Problem to work on: Would you repeat the entries below exactly and omit the pictures?

Given records:
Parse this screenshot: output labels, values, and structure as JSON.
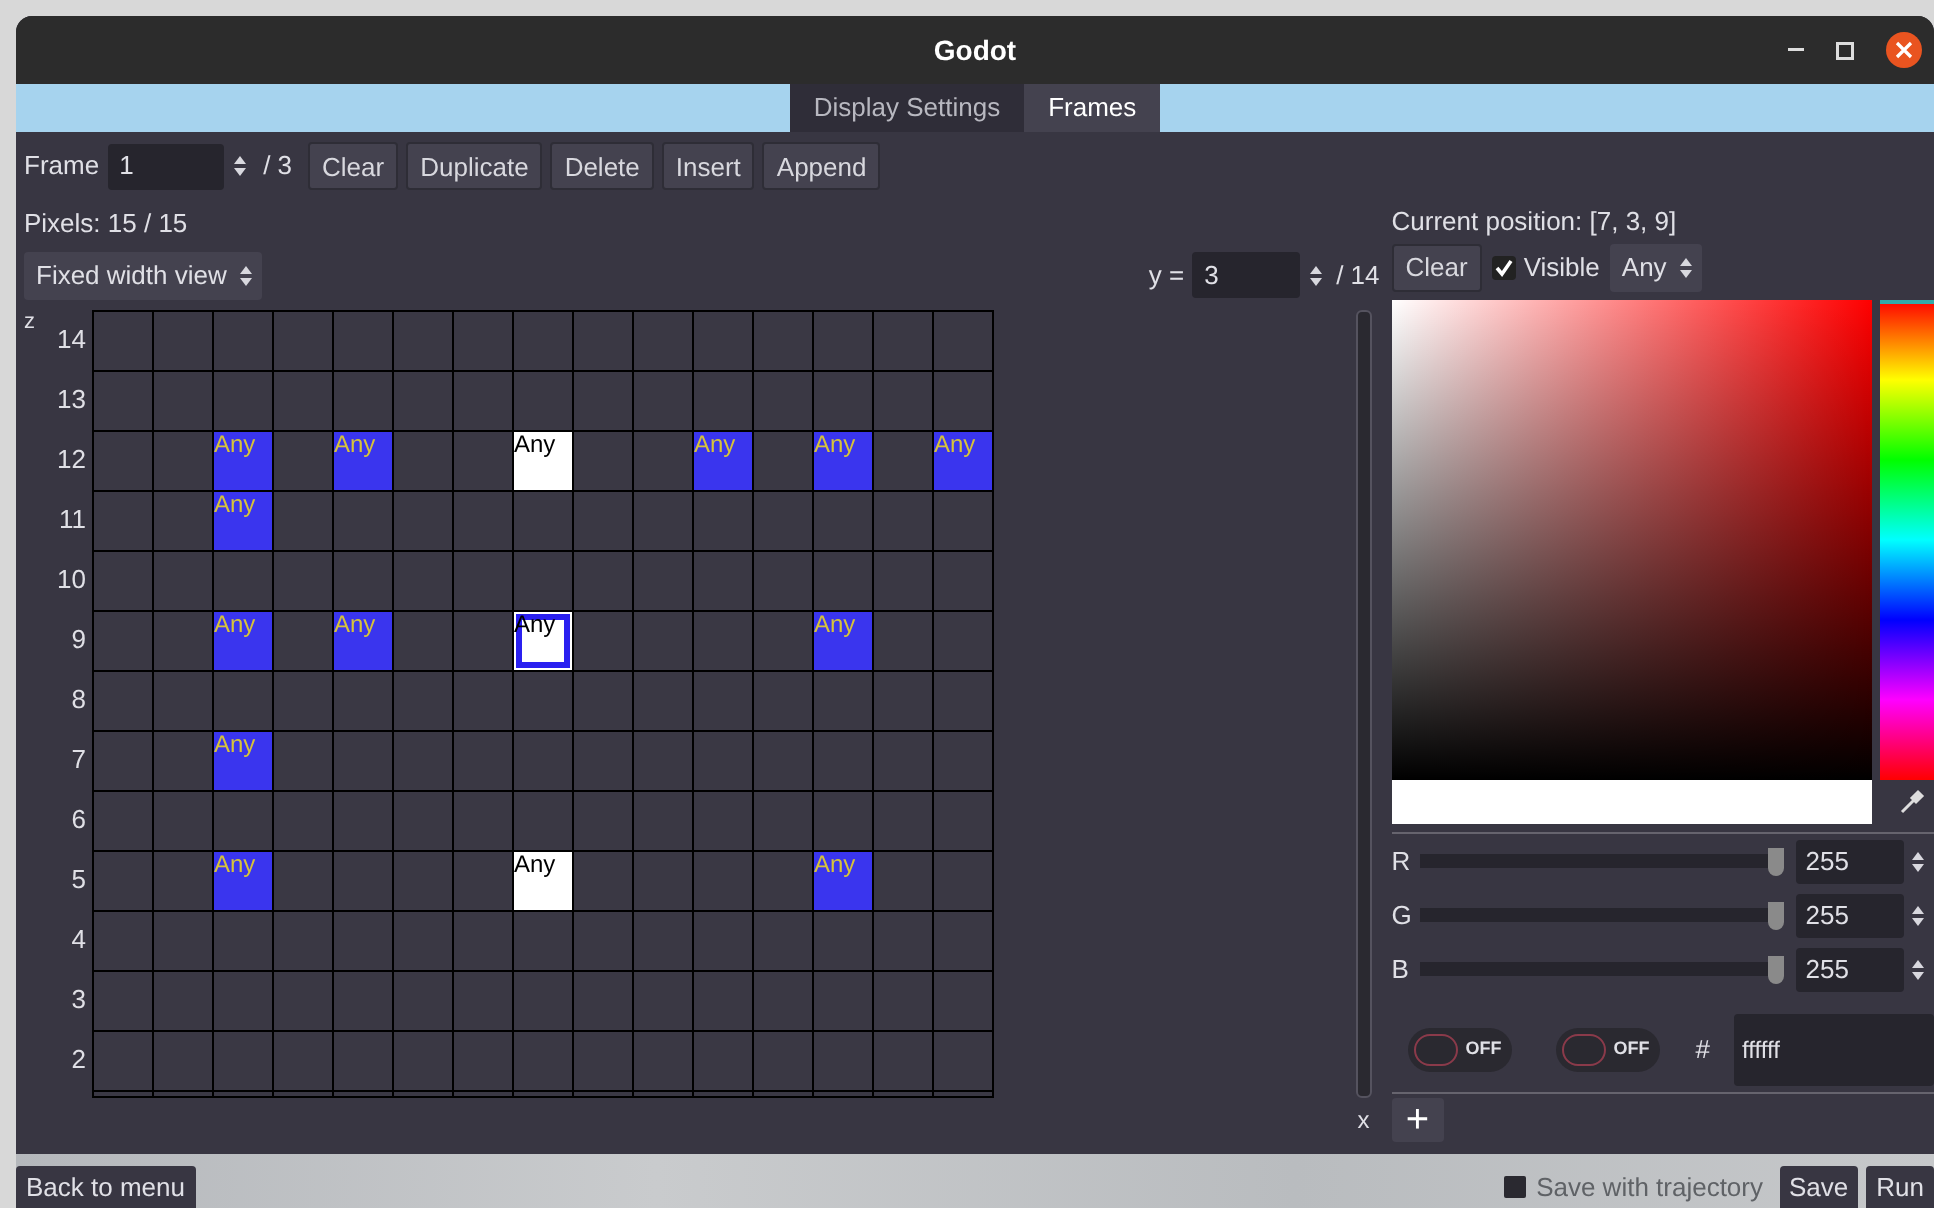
{
  "window": {
    "title": "Godot"
  },
  "tabs": [
    {
      "label": "Display Settings",
      "selected": false
    },
    {
      "label": "Frames",
      "selected": true
    }
  ],
  "frame_toolbar": {
    "label": "Frame",
    "value": "1",
    "total": "/ 3",
    "buttons": [
      "Clear",
      "Duplicate",
      "Delete",
      "Insert",
      "Append"
    ]
  },
  "pixels": "Pixels: 15 / 15",
  "view_select": {
    "value": "Fixed width view"
  },
  "y_field": {
    "label": "y =",
    "value": "3",
    "total": "/ 14"
  },
  "grid": {
    "axis_label": "z",
    "x_label": "x",
    "rows": [
      {
        "label": "14",
        "cells": [
          null,
          null,
          null,
          null,
          null,
          null,
          null,
          null,
          null,
          null,
          null,
          null,
          null,
          null,
          null
        ]
      },
      {
        "label": "13",
        "cells": [
          null,
          null,
          null,
          null,
          null,
          null,
          null,
          null,
          null,
          null,
          null,
          null,
          null,
          null,
          null
        ]
      },
      {
        "label": "12",
        "cells": [
          null,
          null,
          {
            "label": "Any",
            "color": "#3a35ee",
            "selected": false
          },
          null,
          {
            "label": "Any",
            "color": "#3a35ee",
            "selected": false
          },
          null,
          null,
          {
            "label": "Any",
            "color": "#ffffff",
            "selected": false
          },
          null,
          null,
          {
            "label": "Any",
            "color": "#3a35ee",
            "selected": false
          },
          null,
          {
            "label": "Any",
            "color": "#3a35ee",
            "selected": false
          },
          null,
          {
            "label": "Any",
            "color": "#3a35ee",
            "selected": false
          }
        ]
      },
      {
        "label": "11",
        "cells": [
          null,
          null,
          {
            "label": "Any",
            "color": "#3a35ee",
            "selected": false
          },
          null,
          null,
          null,
          null,
          null,
          null,
          null,
          null,
          null,
          null,
          null,
          null
        ]
      },
      {
        "label": "10",
        "cells": [
          null,
          null,
          null,
          null,
          null,
          null,
          null,
          null,
          null,
          null,
          null,
          null,
          null,
          null,
          null
        ]
      },
      {
        "label": "9",
        "cells": [
          null,
          null,
          {
            "label": "Any",
            "color": "#3a35ee",
            "selected": false
          },
          null,
          {
            "label": "Any",
            "color": "#3a35ee",
            "selected": false
          },
          null,
          null,
          {
            "label": "Any",
            "color": "#ffffff",
            "selected": true
          },
          null,
          null,
          null,
          null,
          {
            "label": "Any",
            "color": "#3a35ee",
            "selected": false
          },
          null,
          null
        ]
      },
      {
        "label": "8",
        "cells": [
          null,
          null,
          null,
          null,
          null,
          null,
          null,
          null,
          null,
          null,
          null,
          null,
          null,
          null,
          null
        ]
      },
      {
        "label": "7",
        "cells": [
          null,
          null,
          {
            "label": "Any",
            "color": "#3a35ee",
            "selected": false
          },
          null,
          null,
          null,
          null,
          null,
          null,
          null,
          null,
          null,
          null,
          null,
          null
        ]
      },
      {
        "label": "6",
        "cells": [
          null,
          null,
          null,
          null,
          null,
          null,
          null,
          null,
          null,
          null,
          null,
          null,
          null,
          null,
          null
        ]
      },
      {
        "label": "5",
        "cells": [
          null,
          null,
          {
            "label": "Any",
            "color": "#3a35ee",
            "selected": false
          },
          null,
          null,
          null,
          null,
          {
            "label": "Any",
            "color": "#ffffff",
            "selected": false
          },
          null,
          null,
          null,
          null,
          {
            "label": "Any",
            "color": "#3a35ee",
            "selected": false
          },
          null,
          null
        ]
      },
      {
        "label": "4",
        "cells": [
          null,
          null,
          null,
          null,
          null,
          null,
          null,
          null,
          null,
          null,
          null,
          null,
          null,
          null,
          null
        ]
      },
      {
        "label": "3",
        "cells": [
          null,
          null,
          null,
          null,
          null,
          null,
          null,
          null,
          null,
          null,
          null,
          null,
          null,
          null,
          null
        ]
      },
      {
        "label": "2",
        "cells": [
          null,
          null,
          null,
          null,
          null,
          null,
          null,
          null,
          null,
          null,
          null,
          null,
          null,
          null,
          null
        ]
      }
    ]
  },
  "inspector": {
    "position": "Current position: [7, 3, 9]",
    "clear": "Clear",
    "visible": {
      "label": "Visible",
      "checked": true
    },
    "select": {
      "value": "Any"
    }
  },
  "color_picker": {
    "color": "#ffffff",
    "hue": {
      "level": 0
    },
    "channels": [
      {
        "name": "R",
        "level": 1,
        "value": "255"
      },
      {
        "name": "G",
        "level": 1,
        "value": "255"
      },
      {
        "name": "B",
        "level": 1,
        "value": "255"
      }
    ],
    "toggles": [
      {
        "label": "OFF",
        "on": false
      },
      {
        "label": "OFF",
        "on": false
      }
    ],
    "hash": "#",
    "hex": "ffffff",
    "add": "+"
  },
  "footer": {
    "back": "Back to menu",
    "save_trajectory": {
      "label": "Save with trajectory",
      "checked": false
    },
    "buttons": [
      "Save",
      "Run"
    ]
  }
}
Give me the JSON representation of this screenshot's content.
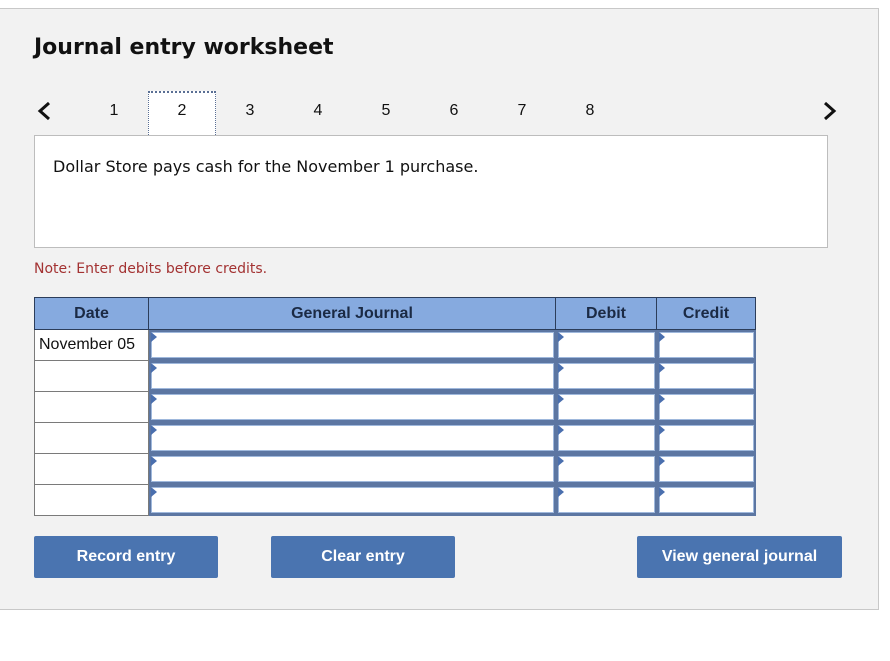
{
  "title": "Journal entry worksheet",
  "nav": {
    "prev_icon": "chevron-left-icon",
    "next_icon": "chevron-right-icon",
    "tabs": [
      "1",
      "2",
      "3",
      "4",
      "5",
      "6",
      "7",
      "8"
    ],
    "active_tab": "2"
  },
  "prompt": "Dollar Store pays cash for the November 1 purchase.",
  "note": "Note: Enter debits before credits.",
  "table": {
    "headers": {
      "date": "Date",
      "general_journal": "General Journal",
      "debit": "Debit",
      "credit": "Credit"
    },
    "rows": [
      {
        "date": "November 05",
        "account": "",
        "debit": "",
        "credit": ""
      },
      {
        "date": "",
        "account": "",
        "debit": "",
        "credit": ""
      },
      {
        "date": "",
        "account": "",
        "debit": "",
        "credit": ""
      },
      {
        "date": "",
        "account": "",
        "debit": "",
        "credit": ""
      },
      {
        "date": "",
        "account": "",
        "debit": "",
        "credit": ""
      },
      {
        "date": "",
        "account": "",
        "debit": "",
        "credit": ""
      }
    ]
  },
  "buttons": {
    "record": "Record entry",
    "clear": "Clear entry",
    "view": "View general journal"
  },
  "colors": {
    "button_bg": "#4a74b0",
    "header_bg": "#86aadf",
    "note_text": "#a33232",
    "panel_bg": "#f2f2f2"
  }
}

Reply:
Parse this screenshot: output labels, values, and structure as JSON.
{
  "window": {
    "title": "Godot"
  },
  "tabs": [
    {
      "label": "Display Settings",
      "selected": false
    },
    {
      "label": "Frames",
      "selected": true
    }
  ],
  "frame_toolbar": {
    "label": "Frame",
    "value": "1",
    "total": "/ 3",
    "buttons": [
      "Clear",
      "Duplicate",
      "Delete",
      "Insert",
      "Append"
    ]
  },
  "pixels": "Pixels: 15 / 15",
  "view_select": {
    "value": "Fixed width view"
  },
  "y_field": {
    "label": "y =",
    "value": "3",
    "total": "/ 14"
  },
  "grid": {
    "axis_label": "z",
    "x_label": "x",
    "rows": [
      {
        "label": "14",
        "cells": [
          null,
          null,
          null,
          null,
          null,
          null,
          null,
          null,
          null,
          null,
          null,
          null,
          null,
          null,
          null
        ]
      },
      {
        "label": "13",
        "cells": [
          null,
          null,
          null,
          null,
          null,
          null,
          null,
          null,
          null,
          null,
          null,
          null,
          null,
          null,
          null
        ]
      },
      {
        "label": "12",
        "cells": [
          null,
          null,
          {
            "label": "Any",
            "color": "#3a35ee",
            "selected": false
          },
          null,
          {
            "label": "Any",
            "color": "#3a35ee",
            "selected": false
          },
          null,
          null,
          {
            "label": "Any",
            "color": "#ffffff",
            "selected": false
          },
          null,
          null,
          {
            "label": "Any",
            "color": "#3a35ee",
            "selected": false
          },
          null,
          {
            "label": "Any",
            "color": "#3a35ee",
            "selected": false
          },
          null,
          {
            "label": "Any",
            "color": "#3a35ee",
            "selected": false
          }
        ]
      },
      {
        "label": "11",
        "cells": [
          null,
          null,
          {
            "label": "Any",
            "color": "#3a35ee",
            "selected": false
          },
          null,
          null,
          null,
          null,
          null,
          null,
          null,
          null,
          null,
          null,
          null,
          null
        ]
      },
      {
        "label": "10",
        "cells": [
          null,
          null,
          null,
          null,
          null,
          null,
          null,
          null,
          null,
          null,
          null,
          null,
          null,
          null,
          null
        ]
      },
      {
        "label": "9",
        "cells": [
          null,
          null,
          {
            "label": "Any",
            "color": "#3a35ee",
            "selected": false
          },
          null,
          {
            "label": "Any",
            "color": "#3a35ee",
            "selected": false
          },
          null,
          null,
          {
            "label": "Any",
            "color": "#ffffff",
            "selected": true
          },
          null,
          null,
          null,
          null,
          {
            "label": "Any",
            "color": "#3a35ee",
            "selected": false
          },
          null,
          null
        ]
      },
      {
        "label": "8",
        "cells": [
          null,
          null,
          null,
          null,
          null,
          null,
          null,
          null,
          null,
          null,
          null,
          null,
          null,
          null,
          null
        ]
      },
      {
        "label": "7",
        "cells": [
          null,
          null,
          {
            "label": "Any",
            "color": "#3a35ee",
            "selected": false
          },
          null,
          null,
          null,
          null,
          null,
          null,
          null,
          null,
          null,
          null,
          null,
          null
        ]
      },
      {
        "label": "6",
        "cells": [
          null,
          null,
          null,
          null,
          null,
          null,
          null,
          null,
          null,
          null,
          null,
          null,
          null,
          null,
          null
        ]
      },
      {
        "label": "5",
        "cells": [
          null,
          null,
          {
            "label": "Any",
            "color": "#3a35ee",
            "selected": false
          },
          null,
          null,
          null,
          null,
          {
            "label": "Any",
            "color": "#ffffff",
            "selected": false
          },
          null,
          null,
          null,
          null,
          {
            "label": "Any",
            "color": "#3a35ee",
            "selected": false
          },
          null,
          null
        ]
      },
      {
        "label": "4",
        "cells": [
          null,
          null,
          null,
          null,
          null,
          null,
          null,
          null,
          null,
          null,
          null,
          null,
          null,
          null,
          null
        ]
      },
      {
        "label": "3",
        "cells": [
          null,
          null,
          null,
          null,
          null,
          null,
          null,
          null,
          null,
          null,
          null,
          null,
          null,
          null,
          null
        ]
      },
      {
        "label": "2",
        "cells": [
          null,
          null,
          null,
          null,
          null,
          null,
          null,
          null,
          null,
          null,
          null,
          null,
          null,
          null,
          null
        ]
      }
    ]
  },
  "inspector": {
    "position": "Current position: [7, 3, 9]",
    "clear": "Clear",
    "visible": {
      "label": "Visible",
      "checked": true
    },
    "select": {
      "value": "Any"
    }
  },
  "color_picker": {
    "color": "#ffffff",
    "hue": {
      "level": 0
    },
    "channels": [
      {
        "name": "R",
        "level": 1,
        "value": "255"
      },
      {
        "name": "G",
        "level": 1,
        "value": "255"
      },
      {
        "name": "B",
        "level": 1,
        "value": "255"
      }
    ],
    "toggles": [
      {
        "label": "OFF",
        "on": false
      },
      {
        "label": "OFF",
        "on": false
      }
    ],
    "hash": "#",
    "hex": "ffffff",
    "add": "+"
  },
  "footer": {
    "back": "Back to menu",
    "save_trajectory": {
      "label": "Save with trajectory",
      "checked": false
    },
    "buttons": [
      "Save",
      "Run"
    ]
  }
}
Give me the JSON representation of this screenshot's content.
{
  "title": "Journal entry worksheet",
  "nav": {
    "prev_icon": "chevron-left-icon",
    "next_icon": "chevron-right-icon",
    "tabs": [
      "1",
      "2",
      "3",
      "4",
      "5",
      "6",
      "7",
      "8"
    ],
    "active_tab": "2"
  },
  "prompt": "Dollar Store pays cash for the November 1 purchase.",
  "note": "Note: Enter debits before credits.",
  "table": {
    "headers": {
      "date": "Date",
      "general_journal": "General Journal",
      "debit": "Debit",
      "credit": "Credit"
    },
    "rows": [
      {
        "date": "November 05",
        "account": "",
        "debit": "",
        "credit": ""
      },
      {
        "date": "",
        "account": "",
        "debit": "",
        "credit": ""
      },
      {
        "date": "",
        "account": "",
        "debit": "",
        "credit": ""
      },
      {
        "date": "",
        "account": "",
        "debit": "",
        "credit": ""
      },
      {
        "date": "",
        "account": "",
        "debit": "",
        "credit": ""
      },
      {
        "date": "",
        "account": "",
        "debit": "",
        "credit": ""
      }
    ]
  },
  "buttons": {
    "record": "Record entry",
    "clear": "Clear entry",
    "view": "View general journal"
  },
  "colors": {
    "button_bg": "#4a74b0",
    "header_bg": "#86aadf",
    "note_text": "#a33232",
    "panel_bg": "#f2f2f2"
  }
}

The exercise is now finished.